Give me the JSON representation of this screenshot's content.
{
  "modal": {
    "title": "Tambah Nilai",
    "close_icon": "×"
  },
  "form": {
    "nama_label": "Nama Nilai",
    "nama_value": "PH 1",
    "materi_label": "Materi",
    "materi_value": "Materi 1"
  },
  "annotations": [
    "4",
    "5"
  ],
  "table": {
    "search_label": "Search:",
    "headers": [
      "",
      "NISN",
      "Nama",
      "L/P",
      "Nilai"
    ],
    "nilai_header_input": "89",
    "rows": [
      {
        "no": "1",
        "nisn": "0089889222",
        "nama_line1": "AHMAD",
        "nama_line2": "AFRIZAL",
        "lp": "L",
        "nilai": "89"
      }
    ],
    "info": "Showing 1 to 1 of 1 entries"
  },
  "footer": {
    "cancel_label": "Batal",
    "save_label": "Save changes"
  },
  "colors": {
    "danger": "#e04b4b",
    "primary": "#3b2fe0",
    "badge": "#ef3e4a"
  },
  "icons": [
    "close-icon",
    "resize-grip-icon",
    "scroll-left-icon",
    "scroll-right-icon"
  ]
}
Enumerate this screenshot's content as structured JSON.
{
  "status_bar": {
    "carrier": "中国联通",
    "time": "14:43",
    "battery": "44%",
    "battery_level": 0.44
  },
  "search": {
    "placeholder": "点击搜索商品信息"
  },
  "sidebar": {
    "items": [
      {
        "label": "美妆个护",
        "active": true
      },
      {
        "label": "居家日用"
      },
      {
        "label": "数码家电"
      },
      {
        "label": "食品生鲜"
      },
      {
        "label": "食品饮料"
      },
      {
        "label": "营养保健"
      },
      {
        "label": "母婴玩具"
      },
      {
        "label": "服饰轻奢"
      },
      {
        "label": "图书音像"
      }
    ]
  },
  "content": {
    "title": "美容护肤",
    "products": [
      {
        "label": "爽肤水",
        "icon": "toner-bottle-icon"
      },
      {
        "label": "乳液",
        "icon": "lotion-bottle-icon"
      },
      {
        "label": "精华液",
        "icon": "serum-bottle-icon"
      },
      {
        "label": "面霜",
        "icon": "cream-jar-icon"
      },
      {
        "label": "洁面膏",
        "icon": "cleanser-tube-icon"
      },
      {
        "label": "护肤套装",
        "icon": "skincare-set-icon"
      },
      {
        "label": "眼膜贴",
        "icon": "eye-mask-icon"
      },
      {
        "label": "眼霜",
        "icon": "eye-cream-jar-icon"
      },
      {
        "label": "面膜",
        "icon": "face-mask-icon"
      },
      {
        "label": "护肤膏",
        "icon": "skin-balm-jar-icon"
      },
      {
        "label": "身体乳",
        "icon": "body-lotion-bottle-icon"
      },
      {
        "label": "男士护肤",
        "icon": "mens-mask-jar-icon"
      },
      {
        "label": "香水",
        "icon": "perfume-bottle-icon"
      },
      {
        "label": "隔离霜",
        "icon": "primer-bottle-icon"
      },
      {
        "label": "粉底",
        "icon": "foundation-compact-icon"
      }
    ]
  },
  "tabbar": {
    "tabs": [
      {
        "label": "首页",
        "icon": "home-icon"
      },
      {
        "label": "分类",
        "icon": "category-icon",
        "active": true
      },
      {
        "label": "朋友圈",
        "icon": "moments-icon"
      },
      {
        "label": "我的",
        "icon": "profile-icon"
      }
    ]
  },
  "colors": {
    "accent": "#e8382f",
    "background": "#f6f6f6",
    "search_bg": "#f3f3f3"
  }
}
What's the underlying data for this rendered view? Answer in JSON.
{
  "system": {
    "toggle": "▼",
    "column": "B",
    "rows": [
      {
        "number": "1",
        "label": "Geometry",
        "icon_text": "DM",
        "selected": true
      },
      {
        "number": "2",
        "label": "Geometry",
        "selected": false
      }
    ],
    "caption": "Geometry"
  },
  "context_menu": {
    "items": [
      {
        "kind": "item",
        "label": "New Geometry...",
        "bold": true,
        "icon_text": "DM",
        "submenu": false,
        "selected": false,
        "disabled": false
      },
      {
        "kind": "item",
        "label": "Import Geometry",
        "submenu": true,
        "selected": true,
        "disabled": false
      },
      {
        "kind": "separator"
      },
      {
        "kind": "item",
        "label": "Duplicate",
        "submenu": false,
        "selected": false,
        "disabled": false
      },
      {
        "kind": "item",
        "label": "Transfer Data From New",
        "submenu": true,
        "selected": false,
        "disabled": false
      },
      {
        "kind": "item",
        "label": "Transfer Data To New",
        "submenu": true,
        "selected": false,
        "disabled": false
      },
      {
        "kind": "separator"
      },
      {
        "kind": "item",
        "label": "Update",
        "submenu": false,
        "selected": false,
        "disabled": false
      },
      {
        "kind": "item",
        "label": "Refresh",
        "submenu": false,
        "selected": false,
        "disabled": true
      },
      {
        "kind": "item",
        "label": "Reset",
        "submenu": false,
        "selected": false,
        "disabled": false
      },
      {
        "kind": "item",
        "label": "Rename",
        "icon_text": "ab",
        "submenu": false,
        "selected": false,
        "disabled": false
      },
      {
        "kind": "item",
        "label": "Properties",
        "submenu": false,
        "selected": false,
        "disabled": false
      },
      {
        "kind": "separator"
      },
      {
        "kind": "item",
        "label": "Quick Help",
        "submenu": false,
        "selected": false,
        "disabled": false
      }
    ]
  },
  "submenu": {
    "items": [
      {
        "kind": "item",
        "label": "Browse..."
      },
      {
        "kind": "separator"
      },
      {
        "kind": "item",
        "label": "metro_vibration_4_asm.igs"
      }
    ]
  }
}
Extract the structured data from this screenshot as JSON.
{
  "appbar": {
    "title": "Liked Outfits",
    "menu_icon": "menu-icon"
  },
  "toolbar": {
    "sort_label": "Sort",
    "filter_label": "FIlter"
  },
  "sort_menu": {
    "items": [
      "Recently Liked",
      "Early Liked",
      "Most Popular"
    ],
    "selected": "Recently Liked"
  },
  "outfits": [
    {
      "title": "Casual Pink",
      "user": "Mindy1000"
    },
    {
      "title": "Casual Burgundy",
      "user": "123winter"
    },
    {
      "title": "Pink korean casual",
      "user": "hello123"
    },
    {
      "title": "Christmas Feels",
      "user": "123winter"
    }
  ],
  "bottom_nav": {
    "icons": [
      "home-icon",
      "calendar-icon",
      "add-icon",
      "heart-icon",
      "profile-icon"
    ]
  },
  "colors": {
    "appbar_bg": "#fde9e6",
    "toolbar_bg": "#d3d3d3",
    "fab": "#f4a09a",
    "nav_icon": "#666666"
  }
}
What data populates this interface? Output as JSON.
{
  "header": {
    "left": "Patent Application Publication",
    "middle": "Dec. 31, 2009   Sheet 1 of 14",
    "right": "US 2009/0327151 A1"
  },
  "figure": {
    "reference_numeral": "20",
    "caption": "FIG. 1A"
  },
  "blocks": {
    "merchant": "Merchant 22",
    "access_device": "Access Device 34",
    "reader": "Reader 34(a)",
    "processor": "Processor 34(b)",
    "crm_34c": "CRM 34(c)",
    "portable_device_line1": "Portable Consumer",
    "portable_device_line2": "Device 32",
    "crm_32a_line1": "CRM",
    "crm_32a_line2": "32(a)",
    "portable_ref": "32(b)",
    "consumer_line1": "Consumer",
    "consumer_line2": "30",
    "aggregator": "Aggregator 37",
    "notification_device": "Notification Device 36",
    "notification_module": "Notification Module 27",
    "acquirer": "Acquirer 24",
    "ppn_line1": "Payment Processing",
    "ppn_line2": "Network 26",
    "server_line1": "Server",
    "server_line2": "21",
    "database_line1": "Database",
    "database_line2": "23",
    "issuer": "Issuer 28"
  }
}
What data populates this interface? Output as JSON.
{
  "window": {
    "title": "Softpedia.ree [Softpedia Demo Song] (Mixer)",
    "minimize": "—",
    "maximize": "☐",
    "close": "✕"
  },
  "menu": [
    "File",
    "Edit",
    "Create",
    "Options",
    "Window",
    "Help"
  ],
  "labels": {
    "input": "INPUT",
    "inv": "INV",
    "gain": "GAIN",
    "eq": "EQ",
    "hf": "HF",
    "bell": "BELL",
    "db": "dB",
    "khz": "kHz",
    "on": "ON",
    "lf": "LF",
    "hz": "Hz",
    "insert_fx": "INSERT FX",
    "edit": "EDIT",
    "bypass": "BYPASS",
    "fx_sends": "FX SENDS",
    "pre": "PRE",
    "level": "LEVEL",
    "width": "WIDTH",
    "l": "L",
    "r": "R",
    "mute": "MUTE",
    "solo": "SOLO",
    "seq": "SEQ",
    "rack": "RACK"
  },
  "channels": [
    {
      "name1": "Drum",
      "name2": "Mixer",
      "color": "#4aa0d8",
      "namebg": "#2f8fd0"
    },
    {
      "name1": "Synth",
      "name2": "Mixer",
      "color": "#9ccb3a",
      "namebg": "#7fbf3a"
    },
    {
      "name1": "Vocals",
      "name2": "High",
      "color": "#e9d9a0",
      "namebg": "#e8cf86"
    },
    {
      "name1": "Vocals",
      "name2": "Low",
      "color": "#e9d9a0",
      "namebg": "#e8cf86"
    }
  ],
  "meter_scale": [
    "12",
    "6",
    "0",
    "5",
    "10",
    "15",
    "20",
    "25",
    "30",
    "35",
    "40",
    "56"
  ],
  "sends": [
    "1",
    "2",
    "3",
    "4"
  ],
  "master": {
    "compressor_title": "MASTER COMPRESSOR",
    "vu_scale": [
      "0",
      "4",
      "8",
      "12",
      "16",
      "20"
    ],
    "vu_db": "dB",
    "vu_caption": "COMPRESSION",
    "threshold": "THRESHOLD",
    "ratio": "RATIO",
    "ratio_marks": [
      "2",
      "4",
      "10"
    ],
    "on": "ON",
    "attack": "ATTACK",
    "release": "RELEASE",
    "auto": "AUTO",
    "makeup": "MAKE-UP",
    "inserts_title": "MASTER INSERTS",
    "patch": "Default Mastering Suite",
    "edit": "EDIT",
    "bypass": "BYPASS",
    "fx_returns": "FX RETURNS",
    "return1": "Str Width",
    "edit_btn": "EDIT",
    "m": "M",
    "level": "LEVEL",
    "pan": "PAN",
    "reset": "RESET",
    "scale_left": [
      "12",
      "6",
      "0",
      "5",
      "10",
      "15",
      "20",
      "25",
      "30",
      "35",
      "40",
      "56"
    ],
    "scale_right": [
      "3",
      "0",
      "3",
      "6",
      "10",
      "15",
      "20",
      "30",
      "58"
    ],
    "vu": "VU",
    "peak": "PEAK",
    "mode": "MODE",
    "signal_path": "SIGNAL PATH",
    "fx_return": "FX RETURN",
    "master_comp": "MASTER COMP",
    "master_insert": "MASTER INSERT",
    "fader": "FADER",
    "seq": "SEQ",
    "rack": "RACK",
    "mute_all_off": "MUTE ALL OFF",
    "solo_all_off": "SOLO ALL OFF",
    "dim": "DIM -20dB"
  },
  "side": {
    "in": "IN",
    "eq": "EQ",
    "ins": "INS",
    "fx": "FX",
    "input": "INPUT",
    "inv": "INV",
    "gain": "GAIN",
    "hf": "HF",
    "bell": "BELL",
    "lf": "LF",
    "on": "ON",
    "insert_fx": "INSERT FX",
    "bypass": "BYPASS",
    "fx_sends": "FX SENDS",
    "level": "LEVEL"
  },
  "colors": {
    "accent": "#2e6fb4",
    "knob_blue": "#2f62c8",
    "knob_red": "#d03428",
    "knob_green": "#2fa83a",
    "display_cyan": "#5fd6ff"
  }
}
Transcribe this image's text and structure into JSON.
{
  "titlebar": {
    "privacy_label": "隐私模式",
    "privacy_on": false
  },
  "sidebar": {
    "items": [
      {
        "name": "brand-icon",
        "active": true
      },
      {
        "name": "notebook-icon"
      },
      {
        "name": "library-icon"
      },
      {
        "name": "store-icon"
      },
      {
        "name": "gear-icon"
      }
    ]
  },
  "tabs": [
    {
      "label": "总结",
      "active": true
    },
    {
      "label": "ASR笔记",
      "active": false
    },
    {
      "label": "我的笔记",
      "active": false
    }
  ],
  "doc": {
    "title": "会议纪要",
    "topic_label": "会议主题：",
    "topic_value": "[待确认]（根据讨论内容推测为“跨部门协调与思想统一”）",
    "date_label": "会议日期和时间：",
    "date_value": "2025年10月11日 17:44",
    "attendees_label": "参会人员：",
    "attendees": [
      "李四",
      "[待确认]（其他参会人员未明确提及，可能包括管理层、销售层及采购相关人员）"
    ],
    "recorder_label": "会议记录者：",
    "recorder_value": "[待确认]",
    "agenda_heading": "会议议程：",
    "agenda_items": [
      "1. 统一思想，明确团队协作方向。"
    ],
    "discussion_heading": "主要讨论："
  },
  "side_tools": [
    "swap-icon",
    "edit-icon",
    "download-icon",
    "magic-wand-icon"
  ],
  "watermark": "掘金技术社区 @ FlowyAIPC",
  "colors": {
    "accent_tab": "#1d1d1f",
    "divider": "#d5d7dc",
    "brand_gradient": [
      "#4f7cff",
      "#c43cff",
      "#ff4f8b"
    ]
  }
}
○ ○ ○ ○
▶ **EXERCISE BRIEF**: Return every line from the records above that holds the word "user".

▶ **RESPONSE BELOW**:
      "user": "Mindy1000"
      "user": "123winter"
      "user": "hello123"
      "user": "123winter"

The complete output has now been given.